Mistake #3: Not naming names. Sometimes, when a security responsibility is not assigned to a specific person in the organization by name, the job just doesn’t get done. We see that security controls are often unmet in companies because everyone assumes someone else is doing it.

Mistake #4: Bad documentation. Companies routinely fail to include enough detail in the Plan of Action and Milestones (“POA&M”) and the System Security Plan (“SSP”) or don’t maintain them once they’ve been created. Both of these plans are required by the NIST 800-171 controls. The POA&M should identify gaps in the implementation of all 110 controls, assign a specific person or role in the organization as the one responsible for implementation or maintenance, and include concrete ways to remediate the identified gaps with an expected completion date. The SSP is the comprehensive document that outlines how information system and controlled information are protected.

Mistake #5: Failing to flow the DFARS clause down the supply chain. The DFARS clause includes a mandatory flow-down clause to subcontractors. Why? In the Defense Industrial Base, vendors in the supply chain are a recognized vulnerability. The workplace today includes constant coordination with vendors and customers through emails, exchange of data, and document sharing, creating an opportunity for cyber attack. If a subcontractor is not secure, it’s your problem too, and the law addresses this.

Mistake #6: The Incident Response Plan is … lacking. Common shortfalls include not having enough information gathered upfront and not having the reporting procedure in place before an incident occurs. When the clock is ticking after an incident occurs or is discovered, this is key to meeting the reporting requirements.

Mistake #7: Forgetting about cloud services being used. Email systems, SaaS, backups and other cloud-based databases that house your data may trigger DFARS clauses specific to cloud service providers. A CSP storing or processing controlled information needs to be FedRAMP-authorized or the equivalent. Moving data to the cloud is not a release from responsibility.

Mistake #8: Not properly scoping the environment. Along with identifying Covered Defense Information, and all other data types that trigger legal obligations, companies need to take a hard look at where the data resides, where it flows, and who has access to it. Ask questions.
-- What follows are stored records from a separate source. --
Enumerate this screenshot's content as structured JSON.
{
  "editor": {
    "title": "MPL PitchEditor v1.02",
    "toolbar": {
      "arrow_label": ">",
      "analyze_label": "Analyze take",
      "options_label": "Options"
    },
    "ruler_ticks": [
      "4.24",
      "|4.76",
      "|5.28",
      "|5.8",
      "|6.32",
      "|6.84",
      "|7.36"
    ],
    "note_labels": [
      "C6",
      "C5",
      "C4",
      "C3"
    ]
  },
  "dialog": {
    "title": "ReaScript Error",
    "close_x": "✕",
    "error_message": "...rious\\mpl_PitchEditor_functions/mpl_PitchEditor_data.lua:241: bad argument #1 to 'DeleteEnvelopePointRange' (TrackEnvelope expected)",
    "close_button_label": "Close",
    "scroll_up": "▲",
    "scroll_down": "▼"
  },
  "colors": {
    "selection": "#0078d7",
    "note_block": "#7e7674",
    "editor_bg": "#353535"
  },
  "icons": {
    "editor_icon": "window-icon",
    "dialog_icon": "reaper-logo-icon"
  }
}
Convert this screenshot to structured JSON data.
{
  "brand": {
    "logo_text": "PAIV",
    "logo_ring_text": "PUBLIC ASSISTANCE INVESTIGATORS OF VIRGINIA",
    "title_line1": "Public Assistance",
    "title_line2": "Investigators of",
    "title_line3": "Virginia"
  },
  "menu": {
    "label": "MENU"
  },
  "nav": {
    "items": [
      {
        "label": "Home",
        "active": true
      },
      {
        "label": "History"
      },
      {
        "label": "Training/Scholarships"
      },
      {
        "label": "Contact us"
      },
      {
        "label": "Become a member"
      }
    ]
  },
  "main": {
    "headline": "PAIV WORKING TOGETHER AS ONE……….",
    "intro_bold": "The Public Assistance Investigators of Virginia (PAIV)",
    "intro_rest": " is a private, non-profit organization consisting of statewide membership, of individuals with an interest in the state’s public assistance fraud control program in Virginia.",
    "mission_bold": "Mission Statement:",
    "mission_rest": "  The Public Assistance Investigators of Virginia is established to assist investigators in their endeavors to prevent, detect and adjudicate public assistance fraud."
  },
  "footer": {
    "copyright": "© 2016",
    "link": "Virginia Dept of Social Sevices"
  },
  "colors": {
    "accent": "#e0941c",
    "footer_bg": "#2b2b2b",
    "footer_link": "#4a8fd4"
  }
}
Are the personnel who operate 100% of the time on a government site within scope? Are the personal devices of personnel working remotely within scope? What about emails to parent companies, holding companies, sister companies, vendors, law firms, accounting firms, and the like? To what extent is a managed service provider at issue? What data is being created in support of the project and where does this reside? These are the kinds of questions that will begin to help scope how and where to implement the NIST controls.

Mistake #9: Not understanding the adjudication process. There is a process to inform the government if security controls are not being met or if alternate but equal security measures are in place. The adjudication process varies depending on whether the request is related to NIST controls or the DFARS clause itself.

Mistake #10: Assuming the organization doesn’t have CUI. While the CUI Registry markings are not widely used yet, controlled information can be found in everything from technical drawings to contract language. CUI categories are broad and include everything from personally identifiable information to export-controlled information. And even if you don’t have CUI on your network, some provisions of the clauses may still apply.

Sera-Brynn has been performing independent third-party assessments under DFARs since 2014. We can help with a path to compliance. Contact us today.

Colleen H. Johnson is a regulatory specialist and conducts business development for Sera-Brynn and can be reached at colleen.johnson@sera-brynn.com.

Heather Engel is Sera-Brynn’s Chief Strategy Officer and an expert in federal compliance frameworks, including 800-171 and the RMF.

For more information on Sera-Brynn, visit: www.sera-brynn.com.